_What you need to do:_ Extract every line from the records below that contains the word "label".

Data extracted from a collection
-------
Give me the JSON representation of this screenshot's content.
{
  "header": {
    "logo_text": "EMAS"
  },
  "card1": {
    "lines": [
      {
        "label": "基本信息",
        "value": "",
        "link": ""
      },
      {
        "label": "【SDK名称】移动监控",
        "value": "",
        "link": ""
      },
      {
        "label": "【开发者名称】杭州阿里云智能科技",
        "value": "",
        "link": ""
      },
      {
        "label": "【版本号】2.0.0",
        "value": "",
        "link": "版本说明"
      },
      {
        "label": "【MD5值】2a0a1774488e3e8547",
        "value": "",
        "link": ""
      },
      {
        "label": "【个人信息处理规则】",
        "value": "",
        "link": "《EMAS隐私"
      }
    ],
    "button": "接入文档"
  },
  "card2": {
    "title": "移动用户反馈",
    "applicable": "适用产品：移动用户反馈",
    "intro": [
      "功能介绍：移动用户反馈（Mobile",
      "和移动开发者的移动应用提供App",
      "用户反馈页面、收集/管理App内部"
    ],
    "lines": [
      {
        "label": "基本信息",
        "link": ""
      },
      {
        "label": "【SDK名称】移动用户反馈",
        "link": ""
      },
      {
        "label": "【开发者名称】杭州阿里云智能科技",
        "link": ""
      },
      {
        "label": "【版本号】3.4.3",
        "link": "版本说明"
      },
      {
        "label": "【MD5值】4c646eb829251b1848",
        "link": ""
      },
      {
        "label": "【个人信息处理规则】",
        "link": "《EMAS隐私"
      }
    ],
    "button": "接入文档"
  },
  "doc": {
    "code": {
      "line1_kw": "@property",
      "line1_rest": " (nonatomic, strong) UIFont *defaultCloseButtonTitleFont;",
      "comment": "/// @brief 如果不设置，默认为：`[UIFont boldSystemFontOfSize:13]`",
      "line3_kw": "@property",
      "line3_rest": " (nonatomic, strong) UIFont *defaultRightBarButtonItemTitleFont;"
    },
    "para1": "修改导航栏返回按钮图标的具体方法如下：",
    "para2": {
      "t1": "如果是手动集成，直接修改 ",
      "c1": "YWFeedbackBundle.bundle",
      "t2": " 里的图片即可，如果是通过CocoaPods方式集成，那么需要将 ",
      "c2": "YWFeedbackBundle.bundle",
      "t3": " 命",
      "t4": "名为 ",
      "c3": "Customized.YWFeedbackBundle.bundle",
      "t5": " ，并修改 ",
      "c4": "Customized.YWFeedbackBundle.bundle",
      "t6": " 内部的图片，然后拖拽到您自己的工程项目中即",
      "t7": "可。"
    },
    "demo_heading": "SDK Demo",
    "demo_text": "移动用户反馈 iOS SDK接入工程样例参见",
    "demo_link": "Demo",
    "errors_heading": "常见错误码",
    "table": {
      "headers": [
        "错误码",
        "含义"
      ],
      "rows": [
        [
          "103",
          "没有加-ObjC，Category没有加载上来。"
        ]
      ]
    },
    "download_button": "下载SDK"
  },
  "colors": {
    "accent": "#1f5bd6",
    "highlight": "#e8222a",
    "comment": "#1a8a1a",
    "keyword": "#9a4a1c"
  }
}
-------
_Exercise response:_
        "label": "基本信息",
        "label": "【SDK名称】移动监控",
        "label": "【开发者名称】杭州阿里云智能科技",
        "label": "【版本号】2.0.0",
        "label": "【MD5值】2a0a1774488e3e8547",
        "label": "【个人信息处理规则】",
        "label": "基本信息",
        "label": "【SDK名称】移动用户反馈",
        "label": "【开发者名称】杭州阿里云智能科技",
        "label": "【版本号】3.4.3",
        "label": "【MD5值】4c646eb829251b1848",
        "label": "【个人信息处理规则】",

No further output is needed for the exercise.